## Work order
Your task is to return all of the entries below exactly, leaving out each picture.

## Data extract
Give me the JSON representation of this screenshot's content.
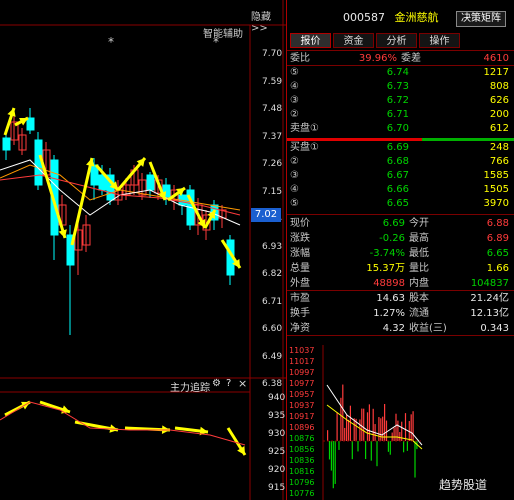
{
  "header": {
    "hide_label": "隐藏>>",
    "smart_assist": "智能辅助",
    "stock_code": "000587",
    "stock_name": "金洲慈航",
    "decision_button": "决策矩阵"
  },
  "tabs": [
    {
      "label": "报价",
      "active": true
    },
    {
      "label": "资金",
      "active": false
    },
    {
      "label": "分析",
      "active": false
    },
    {
      "label": "操作",
      "active": false
    }
  ],
  "ratio": {
    "label": "委比",
    "value": "39.96%",
    "diff_label": "委差",
    "diff_value": "4610"
  },
  "sell_orders": [
    {
      "level": "⑤",
      "price": "6.74",
      "volume": "1217"
    },
    {
      "level": "④",
      "price": "6.73",
      "volume": "808"
    },
    {
      "level": "③",
      "price": "6.72",
      "volume": "626"
    },
    {
      "level": "②",
      "price": "6.71",
      "volume": "200"
    },
    {
      "level": "卖盘①",
      "price": "6.70",
      "volume": "612"
    }
  ],
  "buy_orders": [
    {
      "level": "买盘①",
      "price": "6.69",
      "volume": "248"
    },
    {
      "level": "②",
      "price": "6.68",
      "volume": "766"
    },
    {
      "level": "③",
      "price": "6.67",
      "volume": "1585"
    },
    {
      "level": "④",
      "price": "6.66",
      "volume": "1505"
    },
    {
      "level": "⑤",
      "price": "6.65",
      "volume": "3970"
    }
  ],
  "quote": [
    {
      "l1": "现价",
      "v1": "6.69",
      "l2": "今开",
      "v2": "6.88",
      "c1": "green",
      "c2": "red"
    },
    {
      "l1": "涨跌",
      "v1": "-0.26",
      "l2": "最高",
      "v2": "6.89",
      "c1": "green",
      "c2": "red"
    },
    {
      "l1": "涨幅",
      "v1": "-3.74%",
      "l2": "最低",
      "v2": "6.65",
      "c1": "green",
      "c2": "green"
    },
    {
      "l1": "总量",
      "v1": "15.37万",
      "l2": "量比",
      "v2": "1.66",
      "c1": "yellow",
      "c2": "yellow"
    },
    {
      "l1": "外盘",
      "v1": "48898",
      "l2": "内盘",
      "v2": "104837",
      "c1": "red",
      "c2": "green"
    }
  ],
  "fundamentals": [
    {
      "l1": "市盈",
      "v1": "14.63",
      "l2": "股本",
      "v2": "21.24亿"
    },
    {
      "l1": "换手",
      "v1": "1.27%",
      "l2": "流通",
      "v2": "12.13亿"
    },
    {
      "l1": "净资",
      "v1": "4.32",
      "l2": "收益(三)",
      "v2": "0.343"
    }
  ],
  "price_axis": [
    "7.70",
    "7.59",
    "7.48",
    "7.37",
    "7.26",
    "7.15",
    "7.04",
    "6.93",
    "6.82",
    "6.71",
    "6.60",
    "6.49",
    "6.38"
  ],
  "current_price_tag": "7.02",
  "indicator": {
    "title": "主力追踪",
    "gear_icon": "⚙",
    "help_icon": "?",
    "close_icon": "×",
    "axis": [
      "940",
      "935",
      "930",
      "925",
      "920",
      "915"
    ]
  },
  "mini_chart_axis": [
    "11037",
    "11017",
    "10997",
    "10977",
    "10957",
    "10937",
    "10917",
    "10896",
    "10876",
    "10856",
    "10836",
    "10816",
    "10796",
    "10776"
  ],
  "watermark": "趋势股道",
  "markers": [
    "*",
    "*"
  ],
  "colors": {
    "up": "#ff3b3b",
    "down": "#00d400",
    "bg": "#000000",
    "border": "#b00000",
    "cyan_candle": "#00ffff",
    "arrow": "#ffff00"
  }
}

## Result for this exercise
Give me the JSON representation of this screenshot's content.
{
  "header": {
    "hide_label": "隐藏>>",
    "smart_assist": "智能辅助",
    "stock_code": "000587",
    "stock_name": "金洲慈航",
    "decision_button": "决策矩阵"
  },
  "tabs": [
    {
      "label": "报价",
      "active": true
    },
    {
      "label": "资金",
      "active": false
    },
    {
      "label": "分析",
      "active": false
    },
    {
      "label": "操作",
      "active": false
    }
  ],
  "ratio": {
    "label": "委比",
    "value": "39.96%",
    "diff_label": "委差",
    "diff_value": "4610"
  },
  "sell_orders": [
    {
      "level": "⑤",
      "price": "6.74",
      "volume": "1217"
    },
    {
      "level": "④",
      "price": "6.73",
      "volume": "808"
    },
    {
      "level": "③",
      "price": "6.72",
      "volume": "626"
    },
    {
      "level": "②",
      "price": "6.71",
      "volume": "200"
    },
    {
      "level": "卖盘①",
      "price": "6.70",
      "volume": "612"
    }
  ],
  "buy_orders": [
    {
      "level": "买盘①",
      "price": "6.69",
      "volume": "248"
    },
    {
      "level": "②",
      "price": "6.68",
      "volume": "766"
    },
    {
      "level": "③",
      "price": "6.67",
      "volume": "1585"
    },
    {
      "level": "④",
      "price": "6.66",
      "volume": "1505"
    },
    {
      "level": "⑤",
      "price": "6.65",
      "volume": "3970"
    }
  ],
  "quote": [
    {
      "l1": "现价",
      "v1": "6.69",
      "l2": "今开",
      "v2": "6.88",
      "c1": "green",
      "c2": "red"
    },
    {
      "l1": "涨跌",
      "v1": "-0.26",
      "l2": "最高",
      "v2": "6.89",
      "c1": "green",
      "c2": "red"
    },
    {
      "l1": "涨幅",
      "v1": "-3.74%",
      "l2": "最低",
      "v2": "6.65",
      "c1": "green",
      "c2": "green"
    },
    {
      "l1": "总量",
      "v1": "15.37万",
      "l2": "量比",
      "v2": "1.66",
      "c1": "yellow",
      "c2": "yellow"
    },
    {
      "l1": "外盘",
      "v1": "48898",
      "l2": "内盘",
      "v2": "104837",
      "c1": "red",
      "c2": "green"
    }
  ],
  "fundamentals": [
    {
      "l1": "市盈",
      "v1": "14.63",
      "l2": "股本",
      "v2": "21.24亿"
    },
    {
      "l1": "换手",
      "v1": "1.27%",
      "l2": "流通",
      "v2": "12.13亿"
    },
    {
      "l1": "净资",
      "v1": "4.32",
      "l2": "收益(三)",
      "v2": "0.343"
    }
  ],
  "price_axis": [
    "7.70",
    "7.59",
    "7.48",
    "7.37",
    "7.26",
    "7.15",
    "7.04",
    "6.93",
    "6.82",
    "6.71",
    "6.60",
    "6.49",
    "6.38"
  ],
  "current_price_tag": "7.02",
  "indicator": {
    "title": "主力追踪",
    "gear_icon": "⚙",
    "help_icon": "?",
    "close_icon": "×",
    "axis": [
      "940",
      "935",
      "930",
      "925",
      "920",
      "915"
    ]
  },
  "mini_chart_axis": [
    "11037",
    "11017",
    "10997",
    "10977",
    "10957",
    "10937",
    "10917",
    "10896",
    "10876",
    "10856",
    "10836",
    "10816",
    "10796",
    "10776"
  ],
  "watermark": "趋势股道",
  "markers": [
    "*",
    "*"
  ],
  "colors": {
    "up": "#ff3b3b",
    "down": "#00d400",
    "bg": "#000000",
    "border": "#b00000",
    "cyan_candle": "#00ffff",
    "arrow": "#ffff00"
  }
}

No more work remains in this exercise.